We’re in semi-lockdown, everyone is (supposed to be) off the streets. A situation resembling martial law, and in all likelihood going to get worse. For a super-cold. It’s a chilling reminder of how fragile all this is. The most technologically advanced civilisation the world has ever known, capable of what people just a few centuries ago would have considered miracles, and here we are, flattened by a super-cold.
What does this mean for our little group? In the great scheme of things bugger all. People are dying out there. People who’ve shown us support, who’ve backed us and given us space in their bars and pubs could see their livelihoods go to the wall. It is frustrating to see the progress we’d made stalled – we’d doubled the size of the group since Christmas, we were developing the Jam nights – but compared to what people we like and respect are going through our setbacks are trivial.

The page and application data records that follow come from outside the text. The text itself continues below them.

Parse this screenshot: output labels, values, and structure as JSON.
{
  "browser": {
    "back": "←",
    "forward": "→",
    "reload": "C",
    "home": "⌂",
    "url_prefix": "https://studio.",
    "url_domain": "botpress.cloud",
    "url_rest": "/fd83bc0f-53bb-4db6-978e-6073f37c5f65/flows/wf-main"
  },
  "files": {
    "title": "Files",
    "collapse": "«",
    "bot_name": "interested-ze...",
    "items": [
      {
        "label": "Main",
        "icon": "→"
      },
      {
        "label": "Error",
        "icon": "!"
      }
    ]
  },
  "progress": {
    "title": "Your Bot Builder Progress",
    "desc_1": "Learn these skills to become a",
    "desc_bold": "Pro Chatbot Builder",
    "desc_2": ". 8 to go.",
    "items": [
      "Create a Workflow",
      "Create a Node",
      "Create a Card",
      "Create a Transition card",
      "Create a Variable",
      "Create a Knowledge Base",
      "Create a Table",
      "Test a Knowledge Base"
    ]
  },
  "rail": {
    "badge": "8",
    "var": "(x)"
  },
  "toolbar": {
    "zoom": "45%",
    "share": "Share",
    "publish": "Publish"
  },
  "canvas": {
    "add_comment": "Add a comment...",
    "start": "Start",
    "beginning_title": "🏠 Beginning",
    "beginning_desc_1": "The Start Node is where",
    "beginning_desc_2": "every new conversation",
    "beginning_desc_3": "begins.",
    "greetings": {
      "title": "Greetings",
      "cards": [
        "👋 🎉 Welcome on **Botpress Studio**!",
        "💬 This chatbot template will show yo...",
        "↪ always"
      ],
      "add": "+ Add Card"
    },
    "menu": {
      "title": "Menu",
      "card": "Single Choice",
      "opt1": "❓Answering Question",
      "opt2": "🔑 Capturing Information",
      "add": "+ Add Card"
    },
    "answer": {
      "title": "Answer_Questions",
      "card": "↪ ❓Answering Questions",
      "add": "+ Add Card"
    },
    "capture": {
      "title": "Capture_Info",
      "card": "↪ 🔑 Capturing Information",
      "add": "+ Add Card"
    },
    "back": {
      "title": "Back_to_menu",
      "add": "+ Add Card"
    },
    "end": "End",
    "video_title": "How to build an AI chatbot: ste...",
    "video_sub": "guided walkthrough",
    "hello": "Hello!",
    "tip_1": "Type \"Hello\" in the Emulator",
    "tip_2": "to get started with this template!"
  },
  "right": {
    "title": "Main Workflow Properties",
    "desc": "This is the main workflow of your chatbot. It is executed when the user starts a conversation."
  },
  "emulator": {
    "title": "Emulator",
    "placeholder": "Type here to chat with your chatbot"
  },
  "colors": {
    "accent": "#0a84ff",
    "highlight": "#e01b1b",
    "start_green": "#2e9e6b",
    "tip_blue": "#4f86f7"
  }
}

We haven’t gone away though, and the downtime and the lock in are giving us the chance to get the reading pile down. There’s a new trend in online activity which is interesting. It may well be that when all of this finally goes away we’re left with – I was about to say a changed world. That would be a very silly thing to say. The world is already changed, but our little corner of it is changed too. New opportunities are opening for live performance. Elsewhere people are talking about what a boom in going out there’ll be when the all clear sounds. I wonder. I mean you don’t want to see everyone morphing into Molocks (it is Molocks right, those weird underground people in HG Wells’ The Time Traveller?) but we’re evolving tools to take what we’re doing into people’s homes. I’ve attended gigs from the comfort of my own underpants, right here in this very room.
So there’s a changing landscape. More opportunities for reaching into people’s homes via online media. More opportunities for engaging with people long before they set foot in a class or attend a show.